For as long as I can recall, newspapers have published brief items in which someone has calculated what the human body is "worth" on the open market. The value of the body-as reduced to its chemical components-was never more than a few dollars. A more accurate accounting, though, would include the market value of transplantable organs and tissues, as well as the potential bonanza to be had should a cell line cultured from that body prove valuable to the biotechnology industry. The bottom line could be anywhere from tens of thousands to perhaps millions of dollars.
Both moral and legal questions arise. Would it be a good practice for people to be buying and selling their body parts? What attitude should the law take towards potential markets in human body parts? This Article will focus on the moral question, although both common and statutory law governing the treatment of the body are in part manifestations of prevailing moral views about the body, and will be discussed as such.

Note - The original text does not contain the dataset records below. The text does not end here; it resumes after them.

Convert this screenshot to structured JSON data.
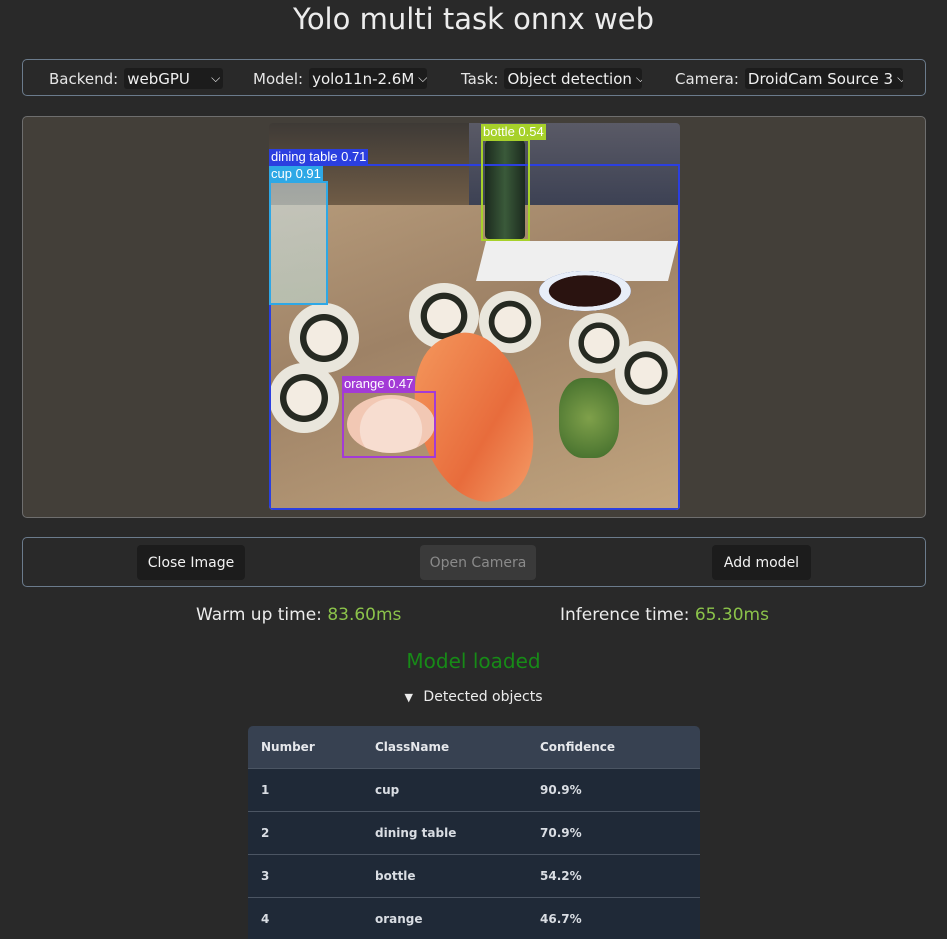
{
  "page": {
    "title": "Yolo multi task onnx web"
  },
  "controls": {
    "backend": {
      "label": "Backend:",
      "value": "webGPU"
    },
    "model": {
      "label": "Model:",
      "value": "yolo11n-2.6M"
    },
    "task": {
      "label": "Task:",
      "value": "Object detection"
    },
    "camera": {
      "label": "Camera:",
      "value": "DroidCam Source 3"
    },
    "chevron_icon": "chevron-down-icon"
  },
  "detections": [
    {
      "label": "dining table 0.71",
      "color": "#2b3fe0"
    },
    {
      "label": "cup 0.91",
      "color": "#2ea8e6"
    },
    {
      "label": "bottle 0.54",
      "color": "#a7d12a"
    },
    {
      "label": "orange 0.47",
      "color": "#a33bd6"
    }
  ],
  "buttons": {
    "close_image": "Close Image",
    "open_camera": "Open Camera",
    "add_model": "Add model"
  },
  "timing": {
    "warmup_label": "Warm up time:",
    "warmup_value": "83.60ms",
    "inference_label": "Inference time:",
    "inference_value": "65.30ms",
    "value_color": "#8bc34a"
  },
  "status": {
    "text": "Model loaded",
    "color": "#178a17"
  },
  "detected_objects": {
    "summary": "Detected objects",
    "toggle_icon": "triangle-down-icon",
    "columns": [
      "Number",
      "ClassName",
      "Confidence"
    ],
    "rows": [
      [
        "1",
        "cup",
        "90.9%"
      ],
      [
        "2",
        "dining table",
        "70.9%"
      ],
      [
        "3",
        "bottle",
        "54.2%"
      ],
      [
        "4",
        "orange",
        "46.7%"
      ]
    ]
  }
}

Thomas H. Murray,
On the Human Body as Property: The Meaning of Embodiment, Markets, and the Meaning of Strangers,
U. Mich. J. L. Reform
Available at: https://repository.law.umich.edu/mjlr/vol20/iss4/7